For months now, hundreds of journalists around the world have been analysing a dump of almost 12 million leaked documents, revealing exactly how the rich, the famous, and the criminally compromised hide their wealth around the world and minimise their tax obligations.
World leaders including Russia’s Vladimir Putin, the King of Jordan, the President of the Ukraine are named; sports stars and rock stars; companies including Apple; and the heads of drug cartels.
It’s a murky landscape of lawyers, illicit and probably laundered money, offshore shell companies, financial advisors and bankers.
And New Zealand has been playing a role in allowing mega-rich criminals to hide, and access their ill-gotten gains, with our trust rules that require little in the way of information declared publicly. When some of those rules were changed, there was an instant move by many of them to Cyprus.
The latest batch of analysis reveals New Zealand trusts also held nearly $300m in assets for a Catholic order in Mexico caught in an international paedophilia scandal.
Among the reporters credited to the International Consortium of Investigative Journalists for this project are just two from New Zealand: TVNZ’s Katie Bradford and the Herald’s Matt Nippert.
Nippert is an investigative reporter specialising in financial matters and talks to The Detail’s Emile Donovan today about what the cache of information means, and why it’s more than just an intriguing expose of the super-rich.
“As a financial journalist it’s kind of like winning the golden ticket to Wonka’s Chocolate Factory,” he says.
“The numbers involved are really big. Just in the New Zealand entities there are billions and billions and billions of dollars in there.”
He hopes the release of the papers will nudge the world’s financial systems towards a “critical mass of motivation” when it comes to nations tightening up their rules.
Nippert says there’s an offshore sector that exists in the gaps between nations where money flows – it’s difficult to track, and it’s beyond the reach of law enforcement and tax authorities.
But the problem is that these financial arrangements aren’t illegal.
“There are questions raised about whether it should be legal. But certainly all these providers – or most of them – were operating within the laws at the time. It was intended that New Zealand foreign trusts ran the way they did.”
While the legality of them is one issue, tax fairness is another.
“Is it fair that some individuals are able to structure their affairs in such a way that they don’t pay tax anywhere? While it can seem like a victimless crime – in fact often it’s not even a crime – governments do rely on taxation revenue to provide public services.

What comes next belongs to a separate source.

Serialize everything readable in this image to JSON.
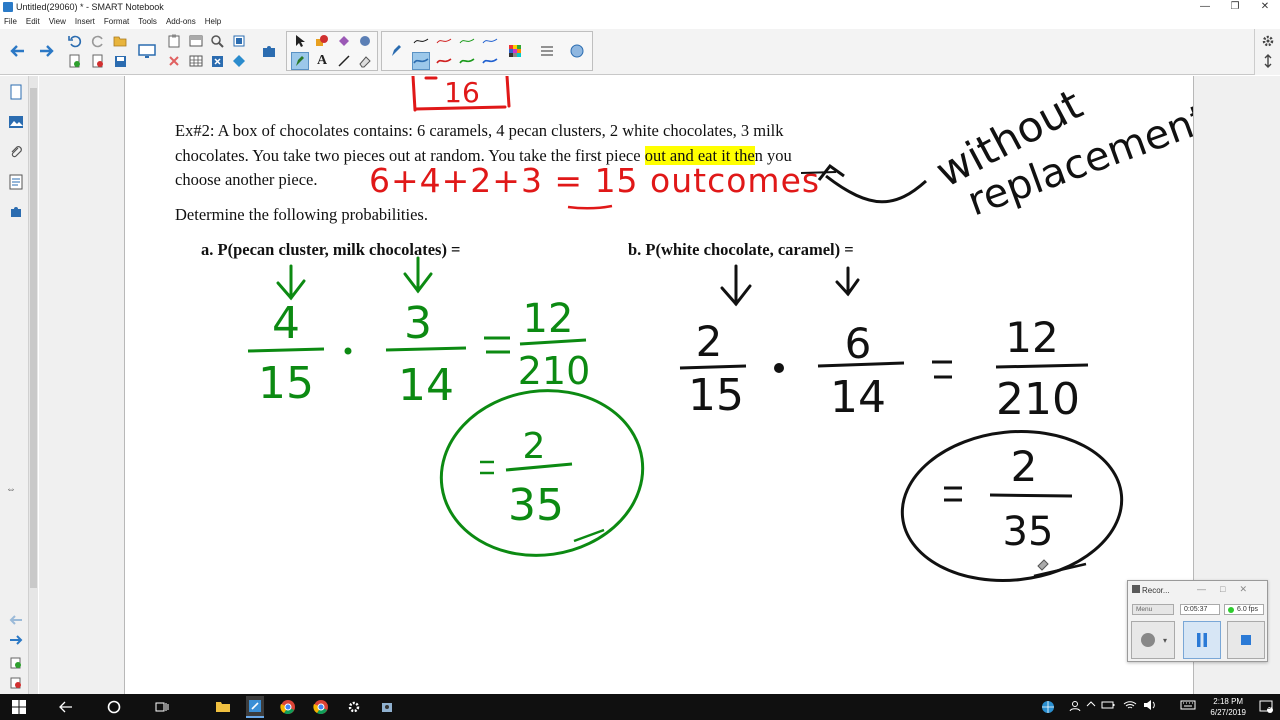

“When you’ve got rivers of money flowing out of impoverished eastern European countries to various havens, that money is not available to fund their hospitals and schools.”
Nippert describes exactly one such situation where New Zealand is the haven.
“Then you’ve got this enabling of criminal activity, where if authorities don’t know money exists, it can’t be recovered. And so we’ve got many cases in this leak of people who are engaged in financial crime who then use some of these structures to hide or protect those proceeds.”